These costs can add up: The Fidelity study found that the average 65-year-old couple pays $116,570 in premiums for Part B and Part D during their lifetimes. If you're paying Medicare premiums automatically from your Social Security benefits, you can withdraw money tax-free from your HSA to reimburse yourself for these costs. Be sure to keep records of the premiums you paid.

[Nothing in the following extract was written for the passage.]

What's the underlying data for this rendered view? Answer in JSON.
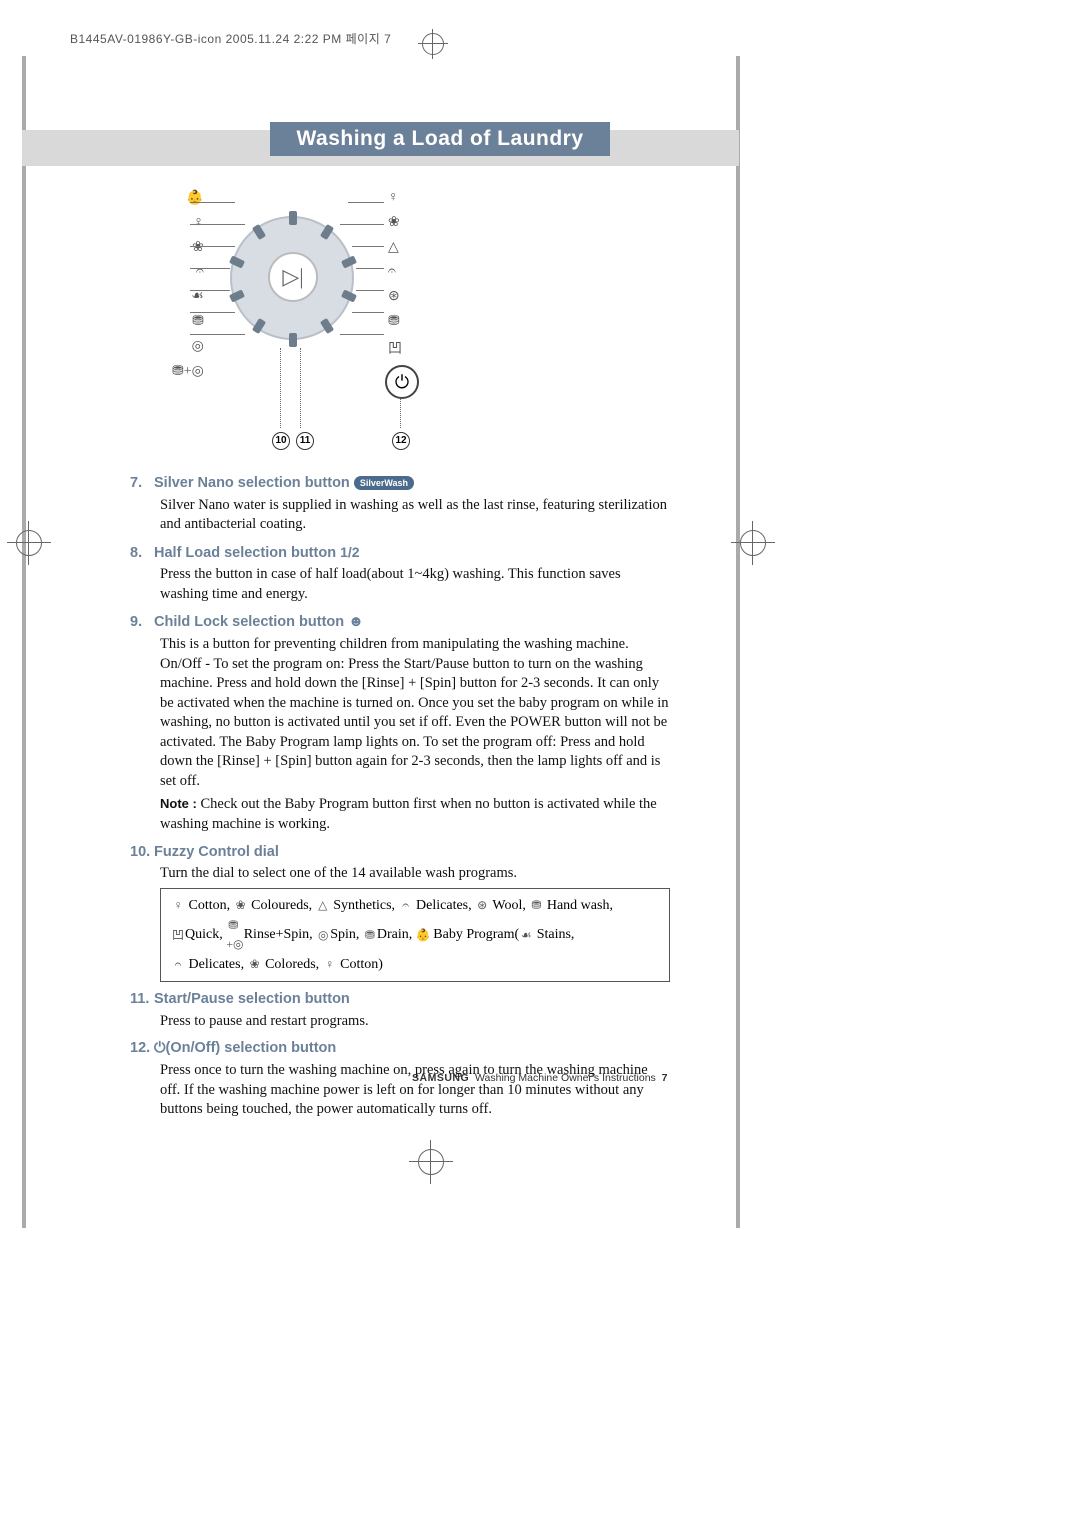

After you turn 65, you can also withdraw money from the HSA for nonmedical expenses without incurring a 20 percent penalty, but you'll have to pay taxes on those withdrawals. If you plan carefully and keep good records, however, you should have plenty of opportunities to withdraw the money for HSA-eligible expenses and avoid the tax bill, says William Stuart, director of strategy and compliance for Benefit Strategies LLC, a third-party administrator that helps employers provide HSAs.

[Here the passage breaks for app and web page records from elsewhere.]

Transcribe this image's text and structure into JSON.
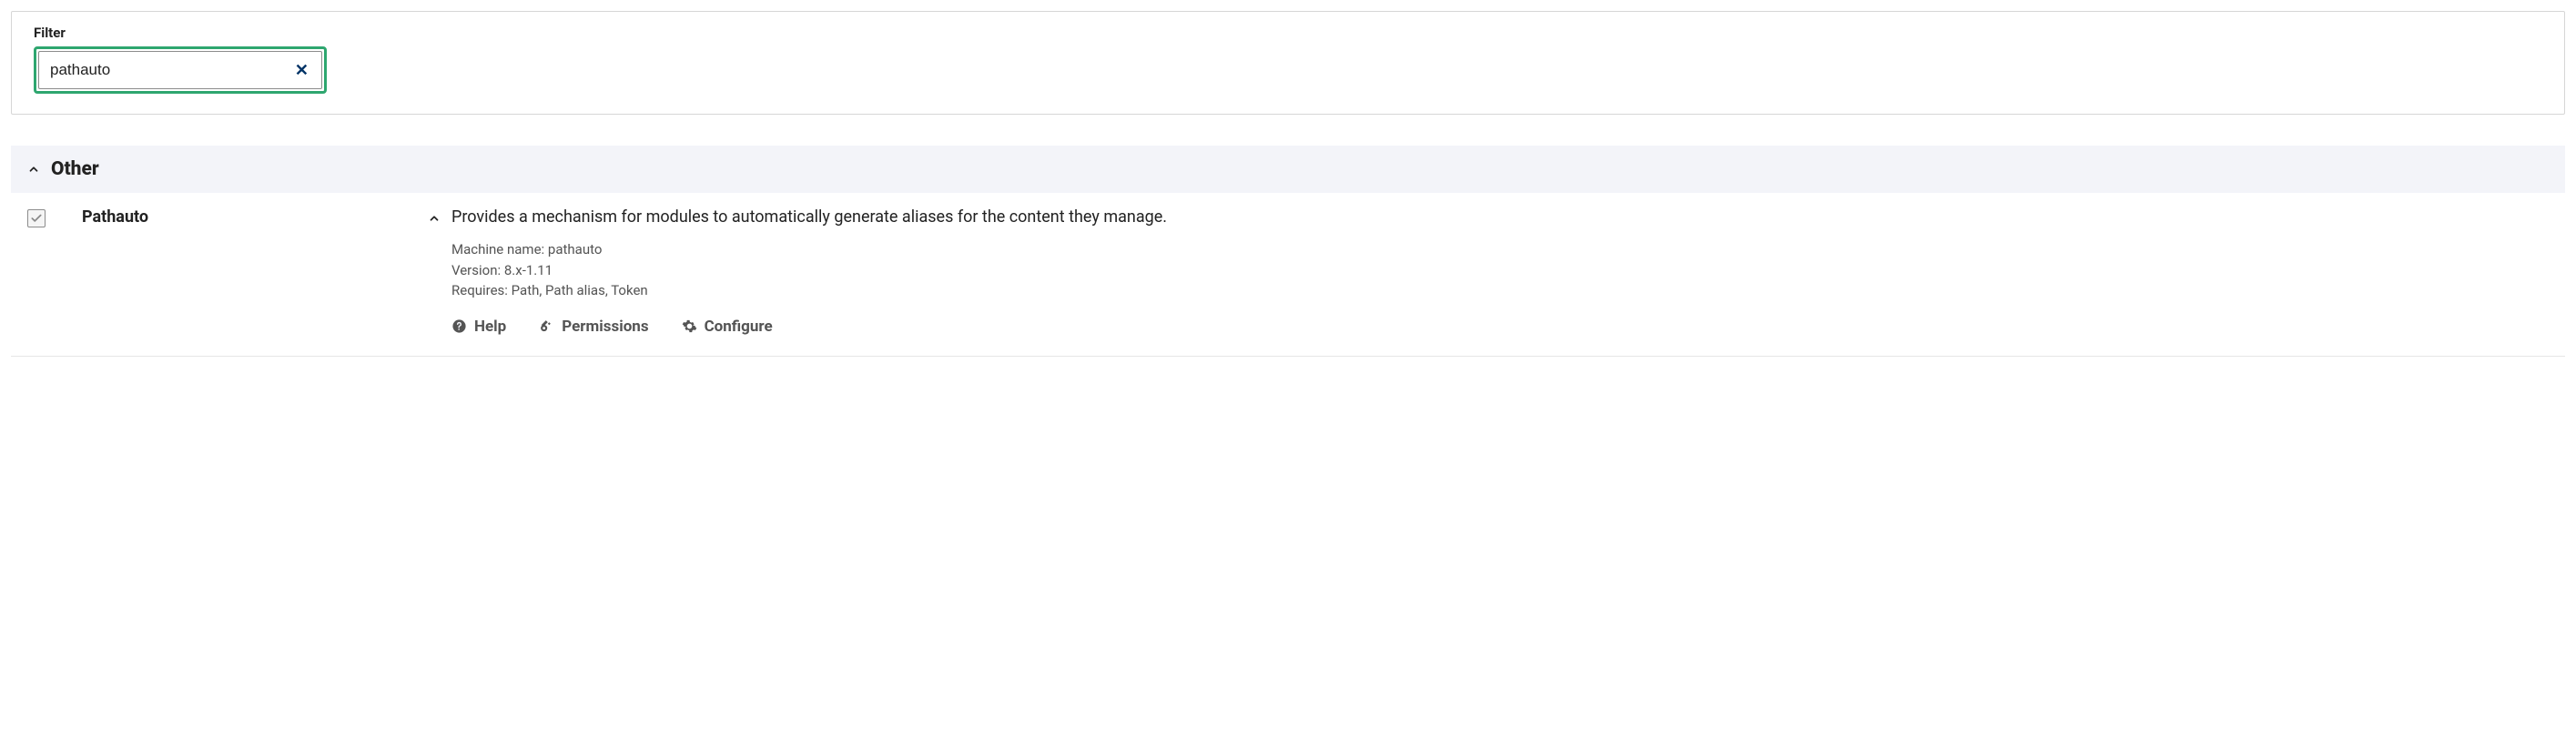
{
  "filter": {
    "label": "Filter",
    "value": "pathauto"
  },
  "group": {
    "title": "Other"
  },
  "module": {
    "name": "Pathauto",
    "description": "Provides a mechanism for modules to automatically generate aliases for the content they manage.",
    "machine_name_label": "Machine name:",
    "machine_name": "pathauto",
    "version_label": "Version:",
    "version": "8.x-1.11",
    "requires_label": "Requires:",
    "requires": "Path, Path alias, Token",
    "links": {
      "help": "Help",
      "permissions": "Permissions",
      "configure": "Configure"
    }
  }
}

“In the worst-case scenario, the tax treatment is no different from a 401(k). And it can be better if you can withdraw the money tax-free,” he says.
A strategy to build up more tax-free money
A quirk of the HSA rules gives you an unlimited amount of time to withdraw money tax-free for any eligible expenses you incurred since you opened the account. If you use other cash for those expenses at the time, you can leave the money growing in the HSA for the future — and then withdraw it tax free anytime.
“It's always best to leave your funds to grow tax-free and reimburse yourself later — and it's even better if you are investing your funds in the meantime,” says Roy Ramthun, president of HSA Consulting Services.
If you plan to keep money growing in the account, make sure your investments match your time frame. Most HSAs let you invest in a portfolio of mutual funds for long-term growth, in addition to offering a savings account for short-term expenses.
Keep records of all HSA-eligible expenses you paid out of pocket through the years. You can look up eligible expenses at HSAstore.com.
You can also make tax-free HSA withdrawals to pay your health insurance premiums if you lose your job and are receiving unemployment benefits, or if you continue your employer's coverage on COBRA after you lose your job. COBRA is a federal law that lets people continue their employer's coverage for up to 18 months after they lose their job, if they worked for a company with 20 or more employees.
Steven Hamilton, an enrolled agent in Grayslake, Illinois, who is authorized to represent taxpayers in front of the IRS, recommends holding on to receipts of the eligible expenses and the explanation of benefits from your insurance company, as well as records showing that you didn't deduct the expenses on your income tax return or withdraw the money for those costs from your HSA. (IRS Form 8889 reports HSA distributions each year.) Some HSA administrators, such as Fidelity and the HSA Authority, provide tools that make it easy to keep track of your eligible expenses and whether or not you paid for them with money from the HSA.
Being able to withdraw money tax-free from your HSA can help tax-diversify your retirement income (like a Roth IRA), especially if most of your savings is in tax-deferred accounts such as traditional IRAs and 401(k)s. The money you withdraw from an HSA for qualified medical expenses isn't included in the income calculations that determine whether you're subject to the Medicare high-income surcharge or if you have to pay taxes on your Social Security benefits.
This article, originally published June 16, 2020, has been updated with 2022 information.
Kimberly Lankford is a contributing writer who covers personal finance and Medicare. She previously wrote for Kiplinger’s Personal Finance magazine, and her articles have also appeared in U.S. News & World Report, The Washington Post and the Boston Globe. She received the personal finance Best in Business award from the Society of American Business Editors and Writers.